Monday, December 7, 2009

Wie maturing on a healthy diet of golf, college and Spam


Quick quiz: How old is Michelle Wie?

Based on how long she's been around -- did Brett Favre's or her career start first? -- you'd think she's at least 25, maybe starting to bang on that door of the 30s.

Um, no. How 'bout not even drinking age? That's right -- Wie is just 20 years old. It really does seem like an eternity ago when she took the golf world by storm as a precocious 13-year-old focused on playing with the men and showing up veteran golfers across the world.

That was then. Read this Sports Illustrated article and you'll see that Wie -- despite the teenage fits, despite the overbearing coaching style of her parents, despite the endorsements, the fame, the money -- has turned out just fine. Actually, it's pretty incredible that Wie has become, almost, a normal college student at Stanford who loves Spam, hangs out with a large group of friends and, get this, is even frugal.

Frugal? If I had millions of dollars at that age, I think I might upgrade from Spam. Just a thought.

But this column isn't about Spam. I'll be sure to dedicate a future column (non on this blog, mind you) to the utterly disgusting food. This is about the maturation of a famous athlete both as a player and a person.
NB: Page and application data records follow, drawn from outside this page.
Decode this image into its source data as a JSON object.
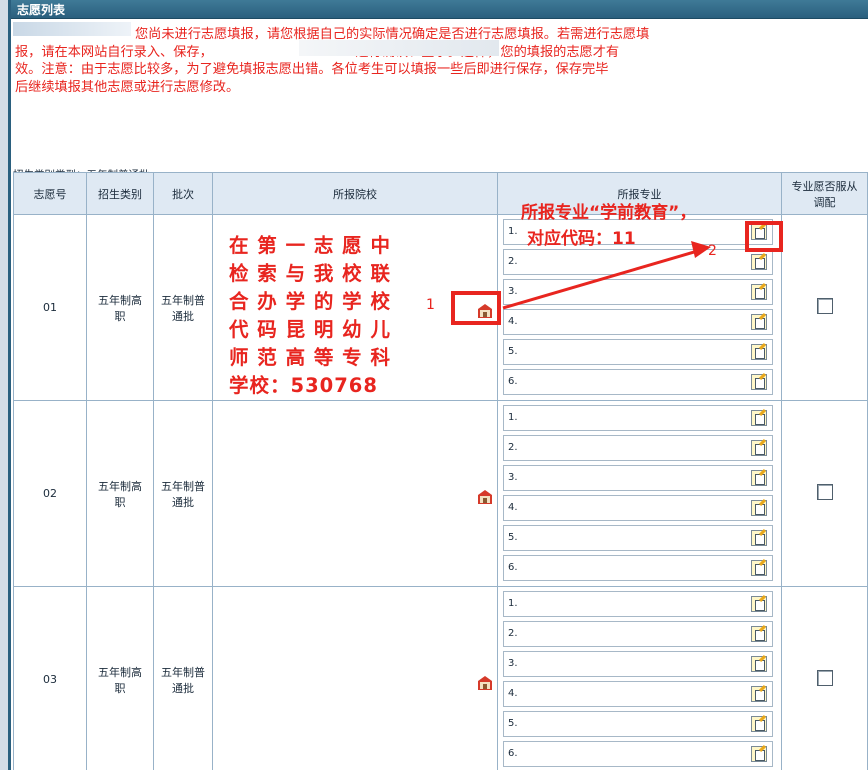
{
  "panel": {
    "title": "志愿列表"
  },
  "notice": {
    "lines": [
      "您尚未进行志愿填报，请您根据自己的实际情况确定是否进行志愿填报。若需进行志愿填",
      "报，请在本网站自行录入、保存，                                  进行确认、签字。这样，您的填报的志愿才有",
      "效。注意：由于志愿比较多，为了避免填报志愿出错。各位考生可以填报一些后即进行保存，保存完毕",
      "后继续填报其他志愿或进行志愿修改。"
    ]
  },
  "category": "招生类别类型：五年制普通批",
  "table": {
    "headers": {
      "no": "志愿号",
      "category": "招生类别",
      "batch": "批次",
      "school": "所报院校",
      "major": "所报专业",
      "adjust": "专业愿否服从调配"
    },
    "rows": [
      {
        "no": "01",
        "category": "五年制高职",
        "batch": "五年制普通批",
        "majors": [
          "1.",
          "2.",
          "3.",
          "4.",
          "5.",
          "6."
        ]
      },
      {
        "no": "02",
        "category": "五年制高职",
        "batch": "五年制普通批",
        "majors": [
          "1.",
          "2.",
          "3.",
          "4.",
          "5.",
          "6."
        ]
      },
      {
        "no": "03",
        "category": "五年制高职",
        "batch": "五年制普通批",
        "majors": [
          "1.",
          "2.",
          "3.",
          "4.",
          "5.",
          "6."
        ]
      }
    ]
  },
  "annotations": {
    "school_note": [
      "在 第 一 志 愿 中",
      "检 索 与 我 校 联",
      "合 办 学 的 学 校",
      "代 码 昆 明 幼 儿",
      "师 范 高 等 专 科",
      "学校：530768"
    ],
    "major_note": [
      "所报专业“学前教育”，",
      "对应代码：11"
    ],
    "marker_1": "1",
    "marker_2": "2"
  },
  "colors": {
    "header": "#2a5f7e",
    "notice": "#e8251f",
    "annotation": "#e8251f",
    "grid_border": "#98b2c8"
  }
}
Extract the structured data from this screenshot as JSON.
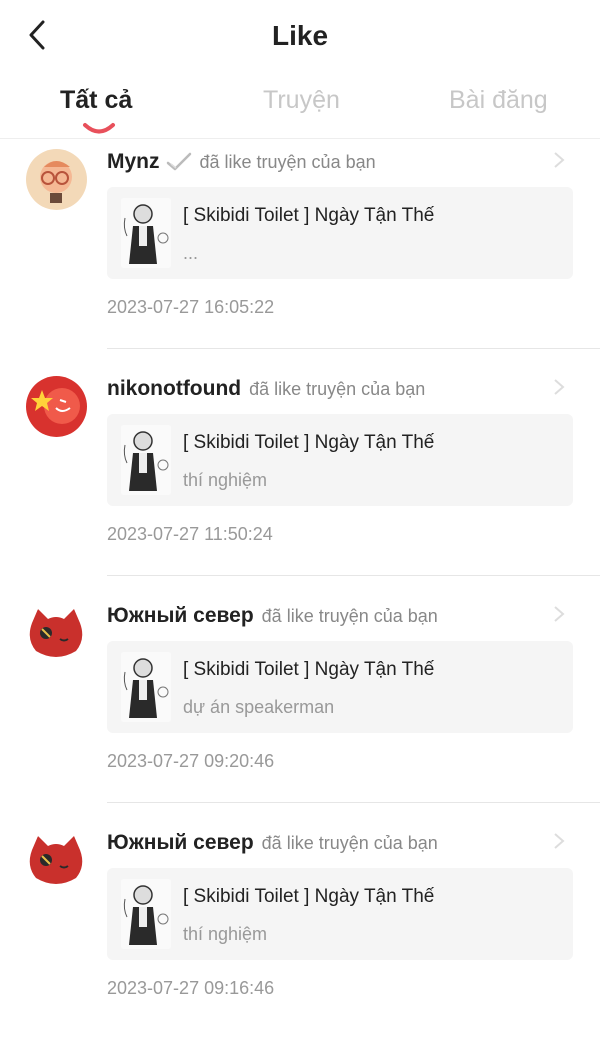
{
  "header": {
    "title": "Like"
  },
  "tabs": [
    {
      "label": "Tất cả",
      "active": true
    },
    {
      "label": "Truyện",
      "active": false
    },
    {
      "label": "Bài đăng",
      "active": false
    }
  ],
  "colors": {
    "accent": "#e8505b",
    "text": "#222222",
    "muted": "#999999",
    "card_bg": "#f5f5f5"
  },
  "notifications": [
    {
      "username": "Mynz",
      "verified": true,
      "action": "đã like truyện của bạn",
      "story_title": "[ Skibidi Toilet ] Ngày Tận Thế",
      "story_sub": "...",
      "timestamp": "2023-07-27 16:05:22",
      "avatar_icon": "user-avatar-icon"
    },
    {
      "username": "nikonotfound",
      "verified": false,
      "action": "đã like truyện của bạn",
      "story_title": "[ Skibidi Toilet ] Ngày Tận Thế",
      "story_sub": "thí nghiệm",
      "timestamp": "2023-07-27 11:50:24",
      "avatar_icon": "user-avatar-icon"
    },
    {
      "username": "Южный север",
      "verified": false,
      "action": "đã like truyện của bạn",
      "story_title": "[ Skibidi Toilet ] Ngày Tận Thế",
      "story_sub": "dự án speakerman",
      "timestamp": "2023-07-27 09:20:46",
      "avatar_icon": "user-avatar-icon"
    },
    {
      "username": "Южный север",
      "verified": false,
      "action": "đã like truyện của bạn",
      "story_title": "[ Skibidi Toilet ] Ngày Tận Thế",
      "story_sub": "thí nghiệm",
      "timestamp": "2023-07-27 09:16:46",
      "avatar_icon": "user-avatar-icon"
    }
  ]
}
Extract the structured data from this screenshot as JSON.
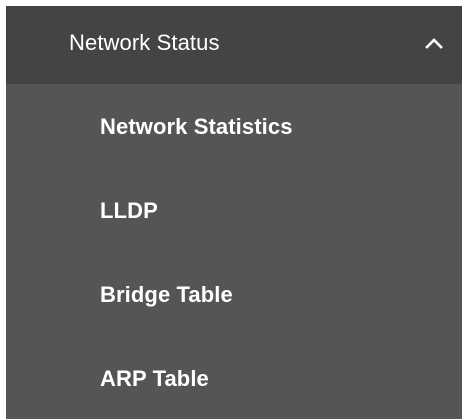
{
  "menu": {
    "header": {
      "label": "Network Status",
      "icon": "chevron-up-icon",
      "expanded": true
    },
    "items": [
      {
        "label": "Network Statistics"
      },
      {
        "label": "LLDP"
      },
      {
        "label": "Bridge Table"
      },
      {
        "label": "ARP Table"
      }
    ]
  },
  "colors": {
    "header_background": "#444444",
    "submenu_background": "#555555",
    "text": "#ffffff"
  }
}
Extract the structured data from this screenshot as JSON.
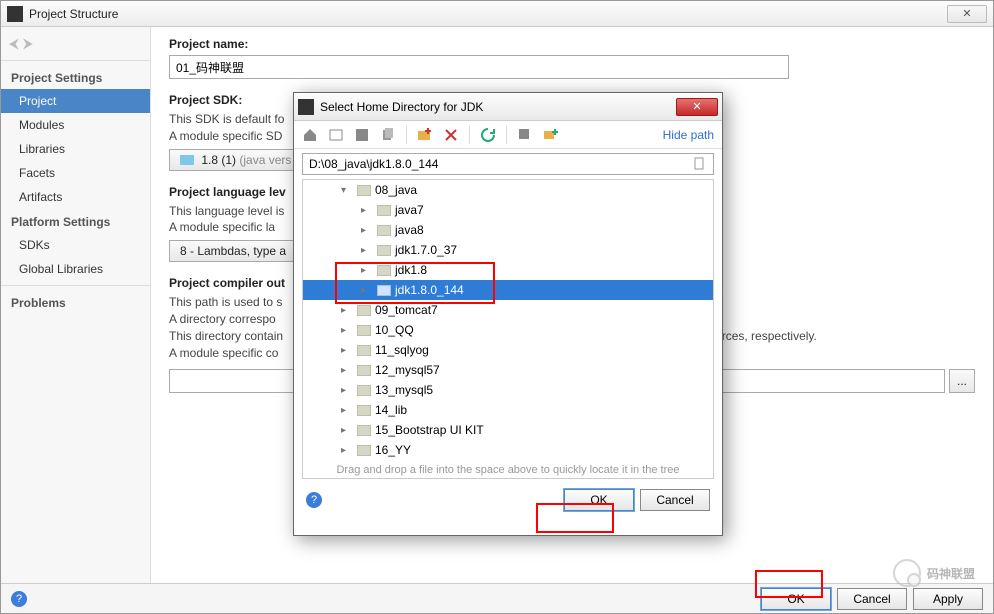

Who knows how good of a career Wie will have? That's as unpredictable as the economy. But she did pick up her first LPGA victory recently, showing grit in the final round to stave off a strong field of contenders. Learning how to win is a big, big part of becoming a top-notch pro, especially as a golfer out there on the course alone. Wie did that, and now here, less than a month later, she has greater confidence as she prepares for the 2010 season.

Is she stressing about building off the win? Absolutely not. She's more concerned about her papers that are due, her finals coming up. Perhaps the most impressive thing about Wie is her ability to balance schoolwork at a top-notch institution along with playing golf professionally. She'll graduate from Stanford in the next couple years, and still have plenty of good years on the golf course ahead.

Perhaps the biggest indication of her maturity is what her competitors are saying, and they're not just praising her because of her importance, marketing-wise, when it comes to the LPGA's success. Just a couple years ago, they were sick of her childish behavior and pompousness on the links.

And now? "So many players have come up to me this year and said, 'Wow, Michelle is a really cool, really sweet, really down-to-earth girl,'" Natalie Gulbis was quoted in the SI article.

Having friends and admirers, of course, doesn't win tournaments. And neither does getting A's in college. But from all indications, Wie has found a happy balance in life -- and is playing the best golf of her career as a result.